• [WORK TASK]: Return each entry exactly, omitting nothing.

• [INPUT FOR THIS TASK]:

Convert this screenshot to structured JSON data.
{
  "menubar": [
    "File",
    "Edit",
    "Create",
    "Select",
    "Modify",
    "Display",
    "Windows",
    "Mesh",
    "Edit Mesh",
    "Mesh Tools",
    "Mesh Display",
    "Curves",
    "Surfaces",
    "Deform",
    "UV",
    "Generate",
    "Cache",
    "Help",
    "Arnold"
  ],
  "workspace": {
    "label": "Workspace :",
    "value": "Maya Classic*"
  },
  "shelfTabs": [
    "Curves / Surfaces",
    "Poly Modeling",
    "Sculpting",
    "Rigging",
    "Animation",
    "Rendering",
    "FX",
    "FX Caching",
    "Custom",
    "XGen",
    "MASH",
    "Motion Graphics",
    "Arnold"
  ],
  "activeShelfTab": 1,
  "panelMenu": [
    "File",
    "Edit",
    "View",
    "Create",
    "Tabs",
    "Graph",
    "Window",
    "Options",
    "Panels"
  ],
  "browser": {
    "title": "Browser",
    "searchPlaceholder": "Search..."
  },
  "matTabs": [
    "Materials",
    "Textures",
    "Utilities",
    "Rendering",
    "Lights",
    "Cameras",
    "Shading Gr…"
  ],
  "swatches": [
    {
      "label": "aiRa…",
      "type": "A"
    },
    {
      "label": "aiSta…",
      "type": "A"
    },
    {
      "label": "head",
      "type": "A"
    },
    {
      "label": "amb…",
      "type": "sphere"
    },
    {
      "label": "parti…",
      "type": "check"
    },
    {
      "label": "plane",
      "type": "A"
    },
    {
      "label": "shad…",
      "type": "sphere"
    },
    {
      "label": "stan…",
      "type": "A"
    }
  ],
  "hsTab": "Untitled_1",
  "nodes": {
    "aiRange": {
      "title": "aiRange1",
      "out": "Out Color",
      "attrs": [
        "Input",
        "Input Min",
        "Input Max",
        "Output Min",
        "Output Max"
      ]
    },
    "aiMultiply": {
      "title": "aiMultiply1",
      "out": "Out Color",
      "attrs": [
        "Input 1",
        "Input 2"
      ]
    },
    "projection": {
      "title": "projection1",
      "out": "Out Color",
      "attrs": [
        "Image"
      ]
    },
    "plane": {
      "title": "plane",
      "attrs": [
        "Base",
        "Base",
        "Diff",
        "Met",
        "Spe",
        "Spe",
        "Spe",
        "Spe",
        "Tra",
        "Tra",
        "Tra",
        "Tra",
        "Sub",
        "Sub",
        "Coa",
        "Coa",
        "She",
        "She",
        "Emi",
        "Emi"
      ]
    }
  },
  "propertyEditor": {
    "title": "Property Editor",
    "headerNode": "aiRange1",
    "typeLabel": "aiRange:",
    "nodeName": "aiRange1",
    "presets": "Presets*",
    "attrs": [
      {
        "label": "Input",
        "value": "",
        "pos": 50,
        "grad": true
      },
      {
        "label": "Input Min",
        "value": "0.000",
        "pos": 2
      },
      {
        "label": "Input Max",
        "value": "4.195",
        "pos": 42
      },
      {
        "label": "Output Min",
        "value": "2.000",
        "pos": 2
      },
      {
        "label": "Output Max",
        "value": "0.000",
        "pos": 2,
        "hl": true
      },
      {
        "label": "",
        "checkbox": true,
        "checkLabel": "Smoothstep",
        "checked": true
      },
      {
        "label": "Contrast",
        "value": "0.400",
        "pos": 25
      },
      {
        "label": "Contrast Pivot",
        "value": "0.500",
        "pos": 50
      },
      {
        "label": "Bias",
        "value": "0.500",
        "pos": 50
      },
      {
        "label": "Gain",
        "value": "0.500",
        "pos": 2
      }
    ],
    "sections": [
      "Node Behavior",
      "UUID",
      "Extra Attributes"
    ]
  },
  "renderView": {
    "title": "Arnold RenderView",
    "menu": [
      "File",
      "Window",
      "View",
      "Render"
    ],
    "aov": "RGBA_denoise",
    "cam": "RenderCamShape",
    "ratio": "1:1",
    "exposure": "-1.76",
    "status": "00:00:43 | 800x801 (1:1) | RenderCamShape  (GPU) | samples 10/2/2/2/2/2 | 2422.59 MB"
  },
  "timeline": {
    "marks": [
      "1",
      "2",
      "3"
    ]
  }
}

• [WRITTEN ANSWER]:
Convert this screenshot to structured JSON data.
{
  "menubar": [
    "File",
    "Edit",
    "Create",
    "Select",
    "Modify",
    "Display",
    "Windows",
    "Mesh",
    "Edit Mesh",
    "Mesh Tools",
    "Mesh Display",
    "Curves",
    "Surfaces",
    "Deform",
    "UV",
    "Generate",
    "Cache",
    "Help",
    "Arnold"
  ],
  "workspace": {
    "label": "Workspace :",
    "value": "Maya Classic*"
  },
  "shelfTabs": [
    "Curves / Surfaces",
    "Poly Modeling",
    "Sculpting",
    "Rigging",
    "Animation",
    "Rendering",
    "FX",
    "FX Caching",
    "Custom",
    "XGen",
    "MASH",
    "Motion Graphics",
    "Arnold"
  ],
  "activeShelfTab": 1,
  "panelMenu": [
    "File",
    "Edit",
    "View",
    "Create",
    "Tabs",
    "Graph",
    "Window",
    "Options",
    "Panels"
  ],
  "browser": {
    "title": "Browser",
    "searchPlaceholder": "Search..."
  },
  "matTabs": [
    "Materials",
    "Textures",
    "Utilities",
    "Rendering",
    "Lights",
    "Cameras",
    "Shading Gr…"
  ],
  "swatches": [
    {
      "label": "aiRa…",
      "type": "A"
    },
    {
      "label": "aiSta…",
      "type": "A"
    },
    {
      "label": "head",
      "type": "A"
    },
    {
      "label": "amb…",
      "type": "sphere"
    },
    {
      "label": "parti…",
      "type": "check"
    },
    {
      "label": "plane",
      "type": "A"
    },
    {
      "label": "shad…",
      "type": "sphere"
    },
    {
      "label": "stan…",
      "type": "A"
    }
  ],
  "hsTab": "Untitled_1",
  "nodes": {
    "aiRange": {
      "title": "aiRange1",
      "out": "Out Color",
      "attrs": [
        "Input",
        "Input Min",
        "Input Max",
        "Output Min",
        "Output Max"
      ]
    },
    "aiMultiply": {
      "title": "aiMultiply1",
      "out": "Out Color",
      "attrs": [
        "Input 1",
        "Input 2"
      ]
    },
    "projection": {
      "title": "projection1",
      "out": "Out Color",
      "attrs": [
        "Image"
      ]
    },
    "plane": {
      "title": "plane",
      "attrs": [
        "Base",
        "Base",
        "Diff",
        "Met",
        "Spe",
        "Spe",
        "Spe",
        "Spe",
        "Tra",
        "Tra",
        "Tra",
        "Tra",
        "Sub",
        "Sub",
        "Coa",
        "Coa",
        "She",
        "She",
        "Emi",
        "Emi"
      ]
    }
  },
  "propertyEditor": {
    "title": "Property Editor",
    "headerNode": "aiRange1",
    "typeLabel": "aiRange:",
    "nodeName": "aiRange1",
    "presets": "Presets*",
    "attrs": [
      {
        "label": "Input",
        "value": "",
        "pos": 50,
        "grad": true
      },
      {
        "label": "Input Min",
        "value": "0.000",
        "pos": 2
      },
      {
        "label": "Input Max",
        "value": "4.195",
        "pos": 42
      },
      {
        "label": "Output Min",
        "value": "2.000",
        "pos": 2
      },
      {
        "label": "Output Max",
        "value": "0.000",
        "pos": 2,
        "hl": true
      },
      {
        "label": "",
        "checkbox": true,
        "checkLabel": "Smoothstep",
        "checked": true
      },
      {
        "label": "Contrast",
        "value": "0.400",
        "pos": 25
      },
      {
        "label": "Contrast Pivot",
        "value": "0.500",
        "pos": 50
      },
      {
        "label": "Bias",
        "value": "0.500",
        "pos": 50
      },
      {
        "label": "Gain",
        "value": "0.500",
        "pos": 2
      }
    ],
    "sections": [
      "Node Behavior",
      "UUID",
      "Extra Attributes"
    ]
  },
  "renderView": {
    "title": "Arnold RenderView",
    "menu": [
      "File",
      "Window",
      "View",
      "Render"
    ],
    "aov": "RGBA_denoise",
    "cam": "RenderCamShape",
    "ratio": "1:1",
    "exposure": "-1.76",
    "status": "00:00:43 | 800x801 (1:1) | RenderCamShape  (GPU) | samples 10/2/2/2/2/2 | 2422.59 MB"
  },
  "timeline": {
    "marks": [
      "1",
      "2",
      "3"
    ]
  }
}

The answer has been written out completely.